Work item
Look through the entries. Copy each line that has the word "UruPla".

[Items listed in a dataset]

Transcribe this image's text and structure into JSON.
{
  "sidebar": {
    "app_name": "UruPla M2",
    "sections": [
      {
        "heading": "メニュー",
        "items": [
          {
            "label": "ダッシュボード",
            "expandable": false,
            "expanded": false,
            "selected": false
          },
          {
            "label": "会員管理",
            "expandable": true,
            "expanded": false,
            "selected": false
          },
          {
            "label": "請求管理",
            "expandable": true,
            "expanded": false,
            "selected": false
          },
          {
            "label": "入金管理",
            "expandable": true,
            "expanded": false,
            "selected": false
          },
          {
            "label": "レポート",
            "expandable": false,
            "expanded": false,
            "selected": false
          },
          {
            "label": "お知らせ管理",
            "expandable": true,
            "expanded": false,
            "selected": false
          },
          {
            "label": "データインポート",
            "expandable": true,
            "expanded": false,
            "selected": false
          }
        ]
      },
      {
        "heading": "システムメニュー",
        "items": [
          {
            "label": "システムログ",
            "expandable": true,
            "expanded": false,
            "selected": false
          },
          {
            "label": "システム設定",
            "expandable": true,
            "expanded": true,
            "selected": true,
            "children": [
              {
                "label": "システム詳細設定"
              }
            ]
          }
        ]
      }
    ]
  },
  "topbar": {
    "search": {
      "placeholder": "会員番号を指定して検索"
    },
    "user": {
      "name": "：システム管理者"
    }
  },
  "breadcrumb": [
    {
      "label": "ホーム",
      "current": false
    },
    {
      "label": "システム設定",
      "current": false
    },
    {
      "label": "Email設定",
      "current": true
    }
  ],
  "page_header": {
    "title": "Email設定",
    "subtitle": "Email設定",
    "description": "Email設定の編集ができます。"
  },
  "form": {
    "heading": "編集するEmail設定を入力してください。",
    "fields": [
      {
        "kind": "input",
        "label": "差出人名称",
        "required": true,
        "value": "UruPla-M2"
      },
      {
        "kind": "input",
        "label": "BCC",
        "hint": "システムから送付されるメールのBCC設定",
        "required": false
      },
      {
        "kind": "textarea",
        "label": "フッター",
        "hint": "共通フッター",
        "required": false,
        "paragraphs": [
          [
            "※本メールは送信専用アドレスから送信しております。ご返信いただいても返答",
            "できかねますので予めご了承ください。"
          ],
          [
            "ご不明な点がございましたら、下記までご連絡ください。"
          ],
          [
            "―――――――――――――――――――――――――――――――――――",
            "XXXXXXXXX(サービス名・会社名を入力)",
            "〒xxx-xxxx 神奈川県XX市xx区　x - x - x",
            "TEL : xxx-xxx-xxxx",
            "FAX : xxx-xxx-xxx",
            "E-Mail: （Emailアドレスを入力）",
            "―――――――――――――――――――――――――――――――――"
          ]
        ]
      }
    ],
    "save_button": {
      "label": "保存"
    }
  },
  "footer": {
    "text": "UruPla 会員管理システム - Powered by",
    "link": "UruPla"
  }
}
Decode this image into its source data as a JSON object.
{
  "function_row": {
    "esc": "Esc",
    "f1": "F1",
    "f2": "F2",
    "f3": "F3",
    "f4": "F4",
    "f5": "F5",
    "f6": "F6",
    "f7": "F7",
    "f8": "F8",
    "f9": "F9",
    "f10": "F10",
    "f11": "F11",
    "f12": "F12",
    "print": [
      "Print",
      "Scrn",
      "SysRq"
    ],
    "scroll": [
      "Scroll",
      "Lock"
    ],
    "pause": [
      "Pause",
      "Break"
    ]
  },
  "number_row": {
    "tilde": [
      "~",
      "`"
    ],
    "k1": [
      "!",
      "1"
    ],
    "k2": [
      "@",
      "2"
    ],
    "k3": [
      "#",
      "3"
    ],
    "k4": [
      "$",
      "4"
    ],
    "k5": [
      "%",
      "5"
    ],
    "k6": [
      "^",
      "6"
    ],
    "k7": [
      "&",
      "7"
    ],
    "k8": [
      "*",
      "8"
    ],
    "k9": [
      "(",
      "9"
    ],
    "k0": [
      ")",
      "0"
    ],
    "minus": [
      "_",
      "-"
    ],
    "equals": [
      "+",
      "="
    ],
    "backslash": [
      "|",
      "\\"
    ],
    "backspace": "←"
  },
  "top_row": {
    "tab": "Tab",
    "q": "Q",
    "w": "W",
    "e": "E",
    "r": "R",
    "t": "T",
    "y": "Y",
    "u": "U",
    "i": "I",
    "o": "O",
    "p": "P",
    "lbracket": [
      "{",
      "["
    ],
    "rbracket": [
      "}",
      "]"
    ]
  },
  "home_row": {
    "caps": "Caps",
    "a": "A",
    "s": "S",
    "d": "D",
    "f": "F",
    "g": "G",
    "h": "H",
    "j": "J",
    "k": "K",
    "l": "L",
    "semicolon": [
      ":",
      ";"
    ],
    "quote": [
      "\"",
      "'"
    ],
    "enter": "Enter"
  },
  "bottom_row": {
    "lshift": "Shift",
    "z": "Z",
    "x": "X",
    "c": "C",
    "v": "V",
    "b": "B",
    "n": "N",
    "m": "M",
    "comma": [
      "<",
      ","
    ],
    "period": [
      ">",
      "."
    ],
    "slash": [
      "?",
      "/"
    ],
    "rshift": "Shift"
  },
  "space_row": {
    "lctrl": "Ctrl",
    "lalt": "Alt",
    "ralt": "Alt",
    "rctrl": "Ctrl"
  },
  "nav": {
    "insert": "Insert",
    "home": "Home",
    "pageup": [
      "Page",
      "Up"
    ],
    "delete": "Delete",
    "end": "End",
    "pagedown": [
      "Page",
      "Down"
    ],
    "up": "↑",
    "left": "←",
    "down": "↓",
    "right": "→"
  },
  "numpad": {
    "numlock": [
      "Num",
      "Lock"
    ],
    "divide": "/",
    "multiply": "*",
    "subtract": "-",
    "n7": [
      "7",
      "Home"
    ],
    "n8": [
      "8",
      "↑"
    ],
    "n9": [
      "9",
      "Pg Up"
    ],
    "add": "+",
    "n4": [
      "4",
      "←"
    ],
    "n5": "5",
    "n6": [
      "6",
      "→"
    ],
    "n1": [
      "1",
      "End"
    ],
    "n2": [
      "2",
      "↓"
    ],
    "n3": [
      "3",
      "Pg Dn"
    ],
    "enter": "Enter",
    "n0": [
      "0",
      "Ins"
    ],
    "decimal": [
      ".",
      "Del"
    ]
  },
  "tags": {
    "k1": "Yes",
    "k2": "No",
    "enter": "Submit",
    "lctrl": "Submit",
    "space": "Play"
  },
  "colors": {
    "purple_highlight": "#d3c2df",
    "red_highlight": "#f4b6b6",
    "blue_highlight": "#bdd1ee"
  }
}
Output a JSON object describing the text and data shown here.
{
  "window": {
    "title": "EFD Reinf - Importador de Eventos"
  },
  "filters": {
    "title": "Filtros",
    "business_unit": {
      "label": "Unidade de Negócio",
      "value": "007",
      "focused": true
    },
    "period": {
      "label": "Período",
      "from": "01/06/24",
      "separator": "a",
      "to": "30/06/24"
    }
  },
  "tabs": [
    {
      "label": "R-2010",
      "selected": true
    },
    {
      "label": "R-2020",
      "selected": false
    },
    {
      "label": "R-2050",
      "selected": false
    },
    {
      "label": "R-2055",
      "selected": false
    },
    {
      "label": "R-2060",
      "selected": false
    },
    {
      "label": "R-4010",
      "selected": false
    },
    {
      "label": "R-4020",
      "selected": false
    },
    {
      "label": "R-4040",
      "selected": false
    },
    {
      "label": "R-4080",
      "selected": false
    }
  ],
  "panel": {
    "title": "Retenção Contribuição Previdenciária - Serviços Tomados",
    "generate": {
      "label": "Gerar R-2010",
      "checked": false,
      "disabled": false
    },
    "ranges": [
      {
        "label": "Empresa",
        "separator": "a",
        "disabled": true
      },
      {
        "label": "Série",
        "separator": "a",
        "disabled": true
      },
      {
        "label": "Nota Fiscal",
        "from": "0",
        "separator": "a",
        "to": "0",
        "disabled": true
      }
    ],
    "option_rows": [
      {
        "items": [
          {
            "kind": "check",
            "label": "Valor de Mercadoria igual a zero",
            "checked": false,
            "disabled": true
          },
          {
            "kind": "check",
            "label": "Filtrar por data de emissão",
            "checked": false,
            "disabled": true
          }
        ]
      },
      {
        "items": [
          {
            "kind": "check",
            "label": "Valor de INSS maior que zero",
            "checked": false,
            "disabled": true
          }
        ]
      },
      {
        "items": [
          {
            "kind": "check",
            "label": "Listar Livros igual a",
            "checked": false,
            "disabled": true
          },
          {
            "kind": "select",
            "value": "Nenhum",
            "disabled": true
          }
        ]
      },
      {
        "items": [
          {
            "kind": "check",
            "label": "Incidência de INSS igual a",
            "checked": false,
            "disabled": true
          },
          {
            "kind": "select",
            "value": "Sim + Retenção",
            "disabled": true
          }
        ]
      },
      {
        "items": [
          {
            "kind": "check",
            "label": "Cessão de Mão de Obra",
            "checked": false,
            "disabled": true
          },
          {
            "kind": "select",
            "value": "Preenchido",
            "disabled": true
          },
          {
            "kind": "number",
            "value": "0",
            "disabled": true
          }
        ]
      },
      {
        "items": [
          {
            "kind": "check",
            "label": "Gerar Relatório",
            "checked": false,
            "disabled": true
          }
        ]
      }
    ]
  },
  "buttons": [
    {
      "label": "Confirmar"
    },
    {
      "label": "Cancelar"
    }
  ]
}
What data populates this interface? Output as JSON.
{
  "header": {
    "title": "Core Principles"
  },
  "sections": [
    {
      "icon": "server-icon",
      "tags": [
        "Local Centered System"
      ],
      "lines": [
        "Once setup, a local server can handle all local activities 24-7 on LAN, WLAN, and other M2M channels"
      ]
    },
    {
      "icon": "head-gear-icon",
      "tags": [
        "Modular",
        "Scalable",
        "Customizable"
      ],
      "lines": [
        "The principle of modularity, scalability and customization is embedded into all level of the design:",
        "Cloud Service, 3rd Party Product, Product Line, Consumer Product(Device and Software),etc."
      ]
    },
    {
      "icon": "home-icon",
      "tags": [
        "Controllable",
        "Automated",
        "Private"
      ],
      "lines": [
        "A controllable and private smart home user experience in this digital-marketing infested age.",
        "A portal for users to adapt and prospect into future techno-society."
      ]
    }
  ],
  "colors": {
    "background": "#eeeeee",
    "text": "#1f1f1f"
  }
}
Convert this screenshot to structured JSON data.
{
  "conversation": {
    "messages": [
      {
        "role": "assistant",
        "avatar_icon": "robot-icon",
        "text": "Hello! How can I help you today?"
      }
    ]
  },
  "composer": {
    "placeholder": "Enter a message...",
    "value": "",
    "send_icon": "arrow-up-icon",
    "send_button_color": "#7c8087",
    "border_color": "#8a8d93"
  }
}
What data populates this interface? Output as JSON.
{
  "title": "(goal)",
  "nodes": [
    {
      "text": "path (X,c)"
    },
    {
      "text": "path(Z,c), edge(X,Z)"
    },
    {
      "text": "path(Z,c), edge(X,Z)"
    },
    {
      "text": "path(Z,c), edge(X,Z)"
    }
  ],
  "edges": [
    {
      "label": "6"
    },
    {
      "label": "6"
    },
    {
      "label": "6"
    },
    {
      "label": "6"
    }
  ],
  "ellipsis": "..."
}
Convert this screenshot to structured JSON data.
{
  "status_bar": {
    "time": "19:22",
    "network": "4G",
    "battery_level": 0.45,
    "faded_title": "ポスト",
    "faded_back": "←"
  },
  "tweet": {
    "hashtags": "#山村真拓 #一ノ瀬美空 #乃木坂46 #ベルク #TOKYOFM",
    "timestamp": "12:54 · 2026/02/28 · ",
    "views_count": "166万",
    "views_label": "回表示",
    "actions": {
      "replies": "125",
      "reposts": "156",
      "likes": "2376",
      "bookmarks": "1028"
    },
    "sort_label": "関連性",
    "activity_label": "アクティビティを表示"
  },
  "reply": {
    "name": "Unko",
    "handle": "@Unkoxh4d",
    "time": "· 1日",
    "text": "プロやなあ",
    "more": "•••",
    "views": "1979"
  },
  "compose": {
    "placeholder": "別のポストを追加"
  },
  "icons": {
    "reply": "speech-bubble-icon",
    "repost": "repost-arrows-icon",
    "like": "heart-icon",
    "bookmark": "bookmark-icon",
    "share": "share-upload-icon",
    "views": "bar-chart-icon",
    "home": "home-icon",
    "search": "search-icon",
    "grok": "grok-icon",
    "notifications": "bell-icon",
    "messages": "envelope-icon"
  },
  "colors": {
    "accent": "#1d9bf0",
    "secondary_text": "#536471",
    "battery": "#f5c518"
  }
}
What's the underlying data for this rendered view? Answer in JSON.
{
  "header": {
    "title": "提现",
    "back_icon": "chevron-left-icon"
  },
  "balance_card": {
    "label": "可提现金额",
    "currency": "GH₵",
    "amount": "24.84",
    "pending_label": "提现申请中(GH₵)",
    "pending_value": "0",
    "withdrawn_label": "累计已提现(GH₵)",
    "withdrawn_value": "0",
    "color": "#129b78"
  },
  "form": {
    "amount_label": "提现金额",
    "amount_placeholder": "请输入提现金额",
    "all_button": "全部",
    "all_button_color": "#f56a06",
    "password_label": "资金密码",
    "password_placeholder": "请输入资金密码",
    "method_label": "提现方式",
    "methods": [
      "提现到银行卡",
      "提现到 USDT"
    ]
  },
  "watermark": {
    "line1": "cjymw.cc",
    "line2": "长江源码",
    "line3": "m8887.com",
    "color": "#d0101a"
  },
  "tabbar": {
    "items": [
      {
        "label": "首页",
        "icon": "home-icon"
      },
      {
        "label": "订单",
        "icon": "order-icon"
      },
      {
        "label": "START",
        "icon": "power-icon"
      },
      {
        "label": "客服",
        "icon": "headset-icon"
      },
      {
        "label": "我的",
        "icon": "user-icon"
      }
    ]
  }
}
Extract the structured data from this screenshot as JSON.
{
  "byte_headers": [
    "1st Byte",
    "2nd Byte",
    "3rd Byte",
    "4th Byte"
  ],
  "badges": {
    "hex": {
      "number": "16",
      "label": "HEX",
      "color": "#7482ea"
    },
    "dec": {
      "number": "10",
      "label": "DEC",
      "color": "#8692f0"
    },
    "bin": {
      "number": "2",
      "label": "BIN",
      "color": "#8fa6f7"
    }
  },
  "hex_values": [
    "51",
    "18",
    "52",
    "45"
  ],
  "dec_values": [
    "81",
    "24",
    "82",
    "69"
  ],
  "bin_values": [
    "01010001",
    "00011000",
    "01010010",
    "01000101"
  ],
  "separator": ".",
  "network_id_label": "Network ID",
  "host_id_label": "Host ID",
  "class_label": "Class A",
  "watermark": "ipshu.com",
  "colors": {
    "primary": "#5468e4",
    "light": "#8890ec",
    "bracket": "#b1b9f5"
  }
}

Exercise response
    "app_name": "UruPla M2",
        "value": "UruPla-M2"
    "text": "UruPla 会員管理システム - Powered by",
    "link": "UruPla"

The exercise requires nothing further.